(TASK BRIEF)
A faithful copy of the whole listing is required, with nothing left out.

********************

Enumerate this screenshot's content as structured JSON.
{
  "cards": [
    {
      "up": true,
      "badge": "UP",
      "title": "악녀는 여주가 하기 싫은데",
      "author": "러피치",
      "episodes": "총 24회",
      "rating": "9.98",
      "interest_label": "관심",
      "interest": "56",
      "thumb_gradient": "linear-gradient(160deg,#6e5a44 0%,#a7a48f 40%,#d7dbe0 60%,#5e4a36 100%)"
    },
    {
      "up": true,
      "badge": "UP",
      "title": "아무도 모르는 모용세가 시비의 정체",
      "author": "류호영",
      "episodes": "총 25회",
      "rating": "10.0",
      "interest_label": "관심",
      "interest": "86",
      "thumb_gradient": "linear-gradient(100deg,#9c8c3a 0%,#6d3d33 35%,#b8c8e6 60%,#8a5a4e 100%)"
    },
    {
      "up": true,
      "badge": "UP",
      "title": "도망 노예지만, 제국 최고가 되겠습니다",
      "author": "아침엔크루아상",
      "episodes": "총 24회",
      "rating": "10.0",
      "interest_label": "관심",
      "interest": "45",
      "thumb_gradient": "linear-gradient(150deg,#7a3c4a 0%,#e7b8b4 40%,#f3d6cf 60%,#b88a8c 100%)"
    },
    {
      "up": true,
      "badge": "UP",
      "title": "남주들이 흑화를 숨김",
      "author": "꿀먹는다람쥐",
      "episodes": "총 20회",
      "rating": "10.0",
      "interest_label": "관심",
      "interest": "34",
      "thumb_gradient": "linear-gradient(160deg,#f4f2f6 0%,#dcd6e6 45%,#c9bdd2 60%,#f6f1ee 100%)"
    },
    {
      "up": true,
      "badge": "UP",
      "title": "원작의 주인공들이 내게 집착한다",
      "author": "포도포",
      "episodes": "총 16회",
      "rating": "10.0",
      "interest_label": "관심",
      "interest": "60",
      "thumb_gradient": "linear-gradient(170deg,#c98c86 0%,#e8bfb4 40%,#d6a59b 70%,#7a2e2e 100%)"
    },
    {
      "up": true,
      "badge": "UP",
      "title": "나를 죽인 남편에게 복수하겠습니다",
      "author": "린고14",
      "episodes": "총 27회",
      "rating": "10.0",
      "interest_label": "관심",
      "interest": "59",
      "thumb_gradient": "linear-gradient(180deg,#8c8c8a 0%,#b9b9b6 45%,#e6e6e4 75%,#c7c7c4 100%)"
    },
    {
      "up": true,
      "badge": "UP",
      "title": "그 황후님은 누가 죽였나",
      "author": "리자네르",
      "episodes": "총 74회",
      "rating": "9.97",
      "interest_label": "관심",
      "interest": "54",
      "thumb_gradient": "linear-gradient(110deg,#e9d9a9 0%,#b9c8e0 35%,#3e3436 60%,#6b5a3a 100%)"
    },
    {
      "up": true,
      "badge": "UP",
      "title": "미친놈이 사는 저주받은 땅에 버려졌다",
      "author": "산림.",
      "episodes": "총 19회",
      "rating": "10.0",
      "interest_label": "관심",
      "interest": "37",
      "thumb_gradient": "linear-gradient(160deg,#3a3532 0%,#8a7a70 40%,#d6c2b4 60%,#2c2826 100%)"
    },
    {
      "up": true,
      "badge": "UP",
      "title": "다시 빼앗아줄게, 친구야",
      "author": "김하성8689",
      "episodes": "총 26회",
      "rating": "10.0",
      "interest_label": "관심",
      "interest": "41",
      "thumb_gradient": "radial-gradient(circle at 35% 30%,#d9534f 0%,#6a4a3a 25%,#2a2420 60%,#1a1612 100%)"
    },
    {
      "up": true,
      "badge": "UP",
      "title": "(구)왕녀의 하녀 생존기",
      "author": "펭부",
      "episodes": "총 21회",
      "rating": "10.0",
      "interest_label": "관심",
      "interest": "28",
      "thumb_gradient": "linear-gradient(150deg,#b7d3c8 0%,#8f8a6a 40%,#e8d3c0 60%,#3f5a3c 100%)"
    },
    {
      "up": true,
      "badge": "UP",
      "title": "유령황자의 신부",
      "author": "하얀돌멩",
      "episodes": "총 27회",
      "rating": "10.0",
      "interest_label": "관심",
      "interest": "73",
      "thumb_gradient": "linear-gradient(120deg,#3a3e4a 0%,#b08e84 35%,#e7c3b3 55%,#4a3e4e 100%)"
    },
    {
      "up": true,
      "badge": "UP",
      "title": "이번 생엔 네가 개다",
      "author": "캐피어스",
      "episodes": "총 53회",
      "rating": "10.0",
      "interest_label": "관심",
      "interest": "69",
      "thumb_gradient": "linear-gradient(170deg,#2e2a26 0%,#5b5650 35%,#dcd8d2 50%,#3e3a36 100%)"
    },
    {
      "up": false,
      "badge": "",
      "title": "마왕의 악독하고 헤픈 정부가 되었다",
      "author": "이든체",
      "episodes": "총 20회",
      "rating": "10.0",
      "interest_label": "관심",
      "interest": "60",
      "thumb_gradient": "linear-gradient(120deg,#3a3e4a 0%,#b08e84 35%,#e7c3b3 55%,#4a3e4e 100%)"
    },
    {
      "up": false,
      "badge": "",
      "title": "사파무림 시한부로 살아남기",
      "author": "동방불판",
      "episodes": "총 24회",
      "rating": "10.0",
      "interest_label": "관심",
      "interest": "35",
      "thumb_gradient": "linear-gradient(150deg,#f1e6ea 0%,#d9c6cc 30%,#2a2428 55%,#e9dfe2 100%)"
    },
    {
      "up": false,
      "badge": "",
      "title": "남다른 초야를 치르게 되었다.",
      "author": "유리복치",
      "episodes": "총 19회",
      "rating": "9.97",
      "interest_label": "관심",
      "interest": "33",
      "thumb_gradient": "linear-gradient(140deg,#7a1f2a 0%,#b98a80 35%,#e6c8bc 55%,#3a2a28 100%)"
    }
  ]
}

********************

(RESPONSE)
Enumerate this screenshot's content as structured JSON.
{
  "cards": [
    {
      "up": true,
      "badge": "UP",
      "title": "악녀는 여주가 하기 싫은데",
      "author": "러피치",
      "episodes": "총 24회",
      "rating": "9.98",
      "interest_label": "관심",
      "interest": "56",
      "thumb_gradient": "linear-gradient(160deg,#6e5a44 0%,#a7a48f 40%,#d7dbe0 60%,#5e4a36 100%)"
    },
    {
      "up": true,
      "badge": "UP",
      "title": "아무도 모르는 모용세가 시비의 정체",
      "author": "류호영",
      "episodes": "총 25회",
      "rating": "10.0",
      "interest_label": "관심",
      "interest": "86",
      "thumb_gradient": "linear-gradient(100deg,#9c8c3a 0%,#6d3d33 35%,#b8c8e6 60%,#8a5a4e 100%)"
    },
    {
      "up": true,
      "badge": "UP",
      "title": "도망 노예지만, 제국 최고가 되겠습니다",
      "author": "아침엔크루아상",
      "episodes": "총 24회",
      "rating": "10.0",
      "interest_label": "관심",
      "interest": "45",
      "thumb_gradient": "linear-gradient(150deg,#7a3c4a 0%,#e7b8b4 40%,#f3d6cf 60%,#b88a8c 100%)"
    },
    {
      "up": true,
      "badge": "UP",
      "title": "남주들이 흑화를 숨김",
      "author": "꿀먹는다람쥐",
      "episodes": "총 20회",
      "rating": "10.0",
      "interest_label": "관심",
      "interest": "34",
      "thumb_gradient": "linear-gradient(160deg,#f4f2f6 0%,#dcd6e6 45%,#c9bdd2 60%,#f6f1ee 100%)"
    },
    {
      "up": true,
      "badge": "UP",
      "title": "원작의 주인공들이 내게 집착한다",
      "author": "포도포",
      "episodes": "총 16회",
      "rating": "10.0",
      "interest_label": "관심",
      "interest": "60",
      "thumb_gradient": "linear-gradient(170deg,#c98c86 0%,#e8bfb4 40%,#d6a59b 70%,#7a2e2e 100%)"
    },
    {
      "up": true,
      "badge": "UP",
      "title": "나를 죽인 남편에게 복수하겠습니다",
      "author": "린고14",
      "episodes": "총 27회",
      "rating": "10.0",
      "interest_label": "관심",
      "interest": "59",
      "thumb_gradient": "linear-gradient(180deg,#8c8c8a 0%,#b9b9b6 45%,#e6e6e4 75%,#c7c7c4 100%)"
    },
    {
      "up": true,
      "badge": "UP",
      "title": "그 황후님은 누가 죽였나",
      "author": "리자네르",
      "episodes": "총 74회",
      "rating": "9.97",
      "interest_label": "관심",
      "interest": "54",
      "thumb_gradient": "linear-gradient(110deg,#e9d9a9 0%,#b9c8e0 35%,#3e3436 60%,#6b5a3a 100%)"
    },
    {
      "up": true,
      "badge": "UP",
      "title": "미친놈이 사는 저주받은 땅에 버려졌다",
      "author": "산림.",
      "episodes": "총 19회",
      "rating": "10.0",
      "interest_label": "관심",
      "interest": "37",
      "thumb_gradient": "linear-gradient(160deg,#3a3532 0%,#8a7a70 40%,#d6c2b4 60%,#2c2826 100%)"
    },
    {
      "up": true,
      "badge": "UP",
      "title": "다시 빼앗아줄게, 친구야",
      "author": "김하성8689",
      "episodes": "총 26회",
      "rating": "10.0",
      "interest_label": "관심",
      "interest": "41",
      "thumb_gradient": "radial-gradient(circle at 35% 30%,#d9534f 0%,#6a4a3a 25%,#2a2420 60%,#1a1612 100%)"
    },
    {
      "up": true,
      "badge": "UP",
      "title": "(구)왕녀의 하녀 생존기",
      "author": "펭부",
      "episodes": "총 21회",
      "rating": "10.0",
      "interest_label": "관심",
      "interest": "28",
      "thumb_gradient": "linear-gradient(150deg,#b7d3c8 0%,#8f8a6a 40%,#e8d3c0 60%,#3f5a3c 100%)"
    },
    {
      "up": true,
      "badge": "UP",
      "title": "유령황자의 신부",
      "author": "하얀돌멩",
      "episodes": "총 27회",
      "rating": "10.0",
      "interest_label": "관심",
      "interest": "73",
      "thumb_gradient": "linear-gradient(120deg,#3a3e4a 0%,#b08e84 35%,#e7c3b3 55%,#4a3e4e 100%)"
    },
    {
      "up": true,
      "badge": "UP",
      "title": "이번 생엔 네가 개다",
      "author": "캐피어스",
      "episodes": "총 53회",
      "rating": "10.0",
      "interest_label": "관심",
      "interest": "69",
      "thumb_gradient": "linear-gradient(170deg,#2e2a26 0%,#5b5650 35%,#dcd8d2 50%,#3e3a36 100%)"
    },
    {
      "up": false,
      "badge": "",
      "title": "마왕의 악독하고 헤픈 정부가 되었다",
      "author": "이든체",
      "episodes": "총 20회",
      "rating": "10.0",
      "interest_label": "관심",
      "interest": "60",
      "thumb_gradient": "linear-gradient(120deg,#3a3e4a 0%,#b08e84 35%,#e7c3b3 55%,#4a3e4e 100%)"
    },
    {
      "up": false,
      "badge": "",
      "title": "사파무림 시한부로 살아남기",
      "author": "동방불판",
      "episodes": "총 24회",
      "rating": "10.0",
      "interest_label": "관심",
      "interest": "35",
      "thumb_gradient": "linear-gradient(150deg,#f1e6ea 0%,#d9c6cc 30%,#2a2428 55%,#e9dfe2 100%)"
    },
    {
      "up": false,
      "badge": "",
      "title": "남다른 초야를 치르게 되었다.",
      "author": "유리복치",
      "episodes": "총 19회",
      "rating": "9.97",
      "interest_label": "관심",
      "interest": "33",
      "thumb_gradient": "linear-gradient(140deg,#7a1f2a 0%,#b98a80 35%,#e6c8bc 55%,#3a2a28 100%)"
    }
  ]
}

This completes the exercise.